Canadians first heard the “stay-at-home” message in mid-March, and it only intensified as the month went on. Every province and territory declared a state of emergency, ordering closures of non-essential businesses and urging citizens to distance from others. While some provinces have begun relaxing restrictions, the orders lifted so far have been relatively small and began slightly after the five-week period Google’s recent data reflects.
Google says it started providing these reports in an effort to assist governments and researchers with ensuring residents are remaining in their homes during the COVID-19 pandemic.
While the technology is nothing new, privacy experts have been wary about its use on such a large scale — especially if it’s being used by governments.
“History shows us governments, when they take on emergency powers during a crisis, don’t generally give those powers back,” said David Shipley, CEO of Beauceron Security, a New Brunswick-based firm that specializes in helping businesses become and remain secure online.
Google’s data is derived from users who have enabled the “Location History” feature on their phones. The company claims it has weaved in technical measures so no individual can be identified through the reports.
But there are still risks — aggregate data or not — according to Kerry Bowman, a professor of bioethics and global health at the University of Toronto.
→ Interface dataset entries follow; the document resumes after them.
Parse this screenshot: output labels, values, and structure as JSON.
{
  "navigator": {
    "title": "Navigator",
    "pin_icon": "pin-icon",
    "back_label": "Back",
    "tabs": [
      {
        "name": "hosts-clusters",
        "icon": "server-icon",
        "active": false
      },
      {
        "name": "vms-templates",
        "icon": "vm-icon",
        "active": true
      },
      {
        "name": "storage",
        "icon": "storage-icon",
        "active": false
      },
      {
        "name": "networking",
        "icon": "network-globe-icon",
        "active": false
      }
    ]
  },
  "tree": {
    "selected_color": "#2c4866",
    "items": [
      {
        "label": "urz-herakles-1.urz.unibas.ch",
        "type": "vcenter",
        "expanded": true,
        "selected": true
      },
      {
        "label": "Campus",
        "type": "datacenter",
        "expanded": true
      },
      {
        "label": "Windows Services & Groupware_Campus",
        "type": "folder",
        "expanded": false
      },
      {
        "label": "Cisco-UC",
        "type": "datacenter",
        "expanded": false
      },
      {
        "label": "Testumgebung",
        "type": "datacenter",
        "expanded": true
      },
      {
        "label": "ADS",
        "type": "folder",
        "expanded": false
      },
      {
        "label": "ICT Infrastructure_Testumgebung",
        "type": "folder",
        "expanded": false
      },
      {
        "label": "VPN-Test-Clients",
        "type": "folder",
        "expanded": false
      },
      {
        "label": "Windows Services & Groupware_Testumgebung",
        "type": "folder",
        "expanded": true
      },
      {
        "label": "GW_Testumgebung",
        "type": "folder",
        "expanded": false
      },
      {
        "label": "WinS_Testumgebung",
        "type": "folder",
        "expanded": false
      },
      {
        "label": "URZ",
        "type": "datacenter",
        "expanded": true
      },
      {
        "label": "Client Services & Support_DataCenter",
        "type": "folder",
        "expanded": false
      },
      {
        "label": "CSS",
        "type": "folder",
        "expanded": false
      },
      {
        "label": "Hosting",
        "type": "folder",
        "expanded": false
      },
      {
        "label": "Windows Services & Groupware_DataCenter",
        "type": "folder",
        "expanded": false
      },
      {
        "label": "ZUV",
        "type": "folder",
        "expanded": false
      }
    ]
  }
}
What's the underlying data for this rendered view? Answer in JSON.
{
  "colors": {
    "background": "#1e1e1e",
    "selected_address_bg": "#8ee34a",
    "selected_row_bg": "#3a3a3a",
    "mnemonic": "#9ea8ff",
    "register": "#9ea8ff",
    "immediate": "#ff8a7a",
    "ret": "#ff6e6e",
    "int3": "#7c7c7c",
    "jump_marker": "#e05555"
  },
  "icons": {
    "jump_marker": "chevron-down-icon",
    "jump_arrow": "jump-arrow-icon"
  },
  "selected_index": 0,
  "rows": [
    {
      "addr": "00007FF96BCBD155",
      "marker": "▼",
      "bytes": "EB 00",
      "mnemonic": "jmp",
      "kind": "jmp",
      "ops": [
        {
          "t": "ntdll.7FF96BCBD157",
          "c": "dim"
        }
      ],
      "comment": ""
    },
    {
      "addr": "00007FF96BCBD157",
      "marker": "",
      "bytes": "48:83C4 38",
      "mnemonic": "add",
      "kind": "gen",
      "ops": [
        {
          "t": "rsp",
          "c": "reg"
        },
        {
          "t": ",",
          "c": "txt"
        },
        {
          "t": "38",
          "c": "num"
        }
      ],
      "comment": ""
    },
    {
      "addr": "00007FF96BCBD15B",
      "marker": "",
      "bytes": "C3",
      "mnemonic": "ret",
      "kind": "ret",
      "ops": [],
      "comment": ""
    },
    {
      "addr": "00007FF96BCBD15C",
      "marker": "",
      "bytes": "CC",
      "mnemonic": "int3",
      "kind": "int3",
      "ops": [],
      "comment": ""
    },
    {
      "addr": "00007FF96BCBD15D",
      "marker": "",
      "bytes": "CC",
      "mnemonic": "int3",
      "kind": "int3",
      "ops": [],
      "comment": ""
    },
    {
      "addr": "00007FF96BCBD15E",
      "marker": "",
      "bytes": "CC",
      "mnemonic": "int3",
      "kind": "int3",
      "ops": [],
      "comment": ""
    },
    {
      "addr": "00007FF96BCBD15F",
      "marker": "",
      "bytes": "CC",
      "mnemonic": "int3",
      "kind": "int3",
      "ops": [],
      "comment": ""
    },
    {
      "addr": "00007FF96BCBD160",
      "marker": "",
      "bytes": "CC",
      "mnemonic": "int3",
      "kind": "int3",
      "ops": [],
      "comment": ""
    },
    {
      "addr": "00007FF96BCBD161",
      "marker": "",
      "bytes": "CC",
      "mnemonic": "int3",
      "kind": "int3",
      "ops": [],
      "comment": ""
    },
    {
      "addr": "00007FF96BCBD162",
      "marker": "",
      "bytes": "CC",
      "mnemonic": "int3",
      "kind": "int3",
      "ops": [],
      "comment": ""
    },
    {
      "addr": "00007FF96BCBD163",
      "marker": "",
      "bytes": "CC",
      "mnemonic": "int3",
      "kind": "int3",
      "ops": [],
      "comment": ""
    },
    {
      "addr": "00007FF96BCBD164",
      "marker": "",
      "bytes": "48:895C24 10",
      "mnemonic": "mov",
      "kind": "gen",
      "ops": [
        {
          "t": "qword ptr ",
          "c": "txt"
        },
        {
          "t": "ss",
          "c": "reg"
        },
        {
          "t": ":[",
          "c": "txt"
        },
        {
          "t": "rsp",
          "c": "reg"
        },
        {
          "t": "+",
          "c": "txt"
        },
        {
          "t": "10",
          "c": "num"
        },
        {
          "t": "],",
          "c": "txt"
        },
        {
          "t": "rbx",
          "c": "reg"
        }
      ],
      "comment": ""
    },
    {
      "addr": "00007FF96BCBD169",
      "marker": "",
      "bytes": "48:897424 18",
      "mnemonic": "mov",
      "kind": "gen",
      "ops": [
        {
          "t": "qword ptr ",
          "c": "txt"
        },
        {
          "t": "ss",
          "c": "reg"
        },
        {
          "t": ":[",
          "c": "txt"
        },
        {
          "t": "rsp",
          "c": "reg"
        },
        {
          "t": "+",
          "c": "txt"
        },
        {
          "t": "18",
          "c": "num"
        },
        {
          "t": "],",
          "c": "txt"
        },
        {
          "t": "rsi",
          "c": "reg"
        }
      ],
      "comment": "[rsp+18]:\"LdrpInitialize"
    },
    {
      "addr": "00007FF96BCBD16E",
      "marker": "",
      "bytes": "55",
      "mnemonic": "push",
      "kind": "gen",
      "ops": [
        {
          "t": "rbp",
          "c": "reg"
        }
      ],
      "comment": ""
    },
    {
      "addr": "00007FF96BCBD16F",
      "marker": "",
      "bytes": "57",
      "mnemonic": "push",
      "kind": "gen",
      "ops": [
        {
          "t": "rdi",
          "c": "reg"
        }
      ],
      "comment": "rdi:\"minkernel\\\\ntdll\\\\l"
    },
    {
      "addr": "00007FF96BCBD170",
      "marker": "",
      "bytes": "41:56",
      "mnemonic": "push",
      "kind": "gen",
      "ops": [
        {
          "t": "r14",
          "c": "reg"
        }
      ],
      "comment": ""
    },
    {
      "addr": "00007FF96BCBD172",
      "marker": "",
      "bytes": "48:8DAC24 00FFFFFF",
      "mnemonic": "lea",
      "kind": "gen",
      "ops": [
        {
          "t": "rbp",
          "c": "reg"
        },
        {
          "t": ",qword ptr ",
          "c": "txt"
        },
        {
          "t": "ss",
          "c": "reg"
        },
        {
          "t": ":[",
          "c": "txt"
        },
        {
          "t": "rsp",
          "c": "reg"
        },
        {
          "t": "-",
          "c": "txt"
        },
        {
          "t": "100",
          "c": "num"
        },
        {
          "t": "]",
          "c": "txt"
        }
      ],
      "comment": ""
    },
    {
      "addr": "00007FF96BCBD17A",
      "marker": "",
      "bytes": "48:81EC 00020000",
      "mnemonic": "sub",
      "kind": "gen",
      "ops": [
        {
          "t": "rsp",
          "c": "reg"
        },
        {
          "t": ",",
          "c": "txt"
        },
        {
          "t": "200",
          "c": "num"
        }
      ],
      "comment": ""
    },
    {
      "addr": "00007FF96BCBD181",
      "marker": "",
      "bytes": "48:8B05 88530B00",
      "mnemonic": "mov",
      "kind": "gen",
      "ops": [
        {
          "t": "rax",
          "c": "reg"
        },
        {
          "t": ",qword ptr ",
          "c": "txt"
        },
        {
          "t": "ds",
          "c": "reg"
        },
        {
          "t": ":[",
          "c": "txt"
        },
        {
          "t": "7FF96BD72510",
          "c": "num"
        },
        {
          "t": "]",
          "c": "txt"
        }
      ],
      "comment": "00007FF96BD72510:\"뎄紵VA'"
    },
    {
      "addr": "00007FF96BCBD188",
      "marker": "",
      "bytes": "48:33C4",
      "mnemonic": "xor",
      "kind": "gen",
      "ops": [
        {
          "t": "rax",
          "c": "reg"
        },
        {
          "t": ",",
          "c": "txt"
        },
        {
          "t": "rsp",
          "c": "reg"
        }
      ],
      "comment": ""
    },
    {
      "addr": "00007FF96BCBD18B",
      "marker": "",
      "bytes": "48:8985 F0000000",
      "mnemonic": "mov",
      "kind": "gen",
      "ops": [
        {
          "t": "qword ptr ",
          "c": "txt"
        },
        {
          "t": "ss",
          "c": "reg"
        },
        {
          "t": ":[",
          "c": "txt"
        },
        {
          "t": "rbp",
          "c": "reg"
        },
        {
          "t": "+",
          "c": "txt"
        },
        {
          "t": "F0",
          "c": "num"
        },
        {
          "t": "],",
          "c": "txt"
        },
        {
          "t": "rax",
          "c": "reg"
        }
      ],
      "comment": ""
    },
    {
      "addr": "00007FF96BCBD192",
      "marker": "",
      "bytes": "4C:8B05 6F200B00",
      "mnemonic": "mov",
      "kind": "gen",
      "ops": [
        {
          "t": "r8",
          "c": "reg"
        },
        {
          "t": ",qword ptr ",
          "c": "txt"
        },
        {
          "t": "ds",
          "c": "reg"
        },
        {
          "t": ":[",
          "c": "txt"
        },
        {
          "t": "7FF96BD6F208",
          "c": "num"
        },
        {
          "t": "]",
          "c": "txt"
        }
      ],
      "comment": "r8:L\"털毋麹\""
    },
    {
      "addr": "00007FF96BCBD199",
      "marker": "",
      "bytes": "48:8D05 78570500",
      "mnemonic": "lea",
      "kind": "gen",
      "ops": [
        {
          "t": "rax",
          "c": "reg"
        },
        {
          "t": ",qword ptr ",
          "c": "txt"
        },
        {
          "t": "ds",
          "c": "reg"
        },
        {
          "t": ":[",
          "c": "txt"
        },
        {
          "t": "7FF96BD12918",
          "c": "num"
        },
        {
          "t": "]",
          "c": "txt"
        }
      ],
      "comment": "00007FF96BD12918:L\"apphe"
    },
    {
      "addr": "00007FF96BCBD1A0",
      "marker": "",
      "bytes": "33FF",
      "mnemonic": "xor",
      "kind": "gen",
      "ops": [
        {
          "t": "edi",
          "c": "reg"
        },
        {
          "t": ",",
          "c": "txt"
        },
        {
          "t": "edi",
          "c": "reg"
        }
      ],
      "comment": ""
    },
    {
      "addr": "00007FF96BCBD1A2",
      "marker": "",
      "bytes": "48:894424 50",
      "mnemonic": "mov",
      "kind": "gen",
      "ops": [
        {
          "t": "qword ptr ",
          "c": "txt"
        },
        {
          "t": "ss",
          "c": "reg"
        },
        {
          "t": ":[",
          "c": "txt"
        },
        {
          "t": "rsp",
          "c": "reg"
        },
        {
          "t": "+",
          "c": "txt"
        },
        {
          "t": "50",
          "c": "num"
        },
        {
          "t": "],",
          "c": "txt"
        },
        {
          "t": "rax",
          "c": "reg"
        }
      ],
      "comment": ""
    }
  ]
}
“A lot of people think that if it can’t be traced to an individual, as long as it’s aggregate data, it’s not worth discussing. I’m not convinced that’s true,” he said.
Unless these technologies prove “profoundly necessary” to the epidemiology of the pandemic, it’s otherwise “hard to justify,” he said.
He believes it may be building habits with Canadians now that will be difficult to roll back later.
“The risk with this is that these inroads into privacy will have been made, and they may not be rolled back. The public tolerance of this will be shifted,” he said.
“As an ethicist, I’d say the time to really hang onto core beliefs and core values is during an emergency… In Canada, privacy is a democratic principle, so I worry we may become desensitized to this.”
Shipley said that while these tools can certainly help local governments get a better idea of whether public health measures are being observed, the technology isn’t foolproof and it runs the risk of being inaccurate.
“The data accuracy of location data depends on the qualify of the measurement,” he told Global News in a previous interview. “If you’re a person living in an urban area in Atlantic Canada like Halifax and you’re close to your WiFi and other data points, the more accurate it is.
“But if you’re living in rural Atlantic Canada and you only have the cellphone signal, for example, maybe not the GPS data, it can be as inaccurate as a couple of kilometres.”
Contact tracing, which involves retracing the steps of a COVID-19 patient and tracking down their recent contacts, has similarly drawn privacy concerns.
Prime Minister Justin Trudeau has said that Ottawa is looking into the potential of using smartphone apps to digitally trace contacts of identified coronavirus cases but that such an app should be voluntary to earn public support. The country’s chief public health officer said that while contact tracing could be beneficial to stop the spread, the technology itself remains unproven.
Canada’s top privacy commissioner told Global News that the app — should it come into play — needs to be designed properly and meet a series of criteria to balance privacy concerns with public health needs. A recent statement from federal and provincial privacy commissioners warns against going ahead with said apps until certain criteria are met.
Bowman said contact tracing is even more worrisome.
“There’s an erosion of some basic principles in society in term of personal liberty,” he said. “If all these things come into play, how are we going to get that privacy back?
— With files from the Canadian Press, Reuters and Global News’ Jeremy Keefe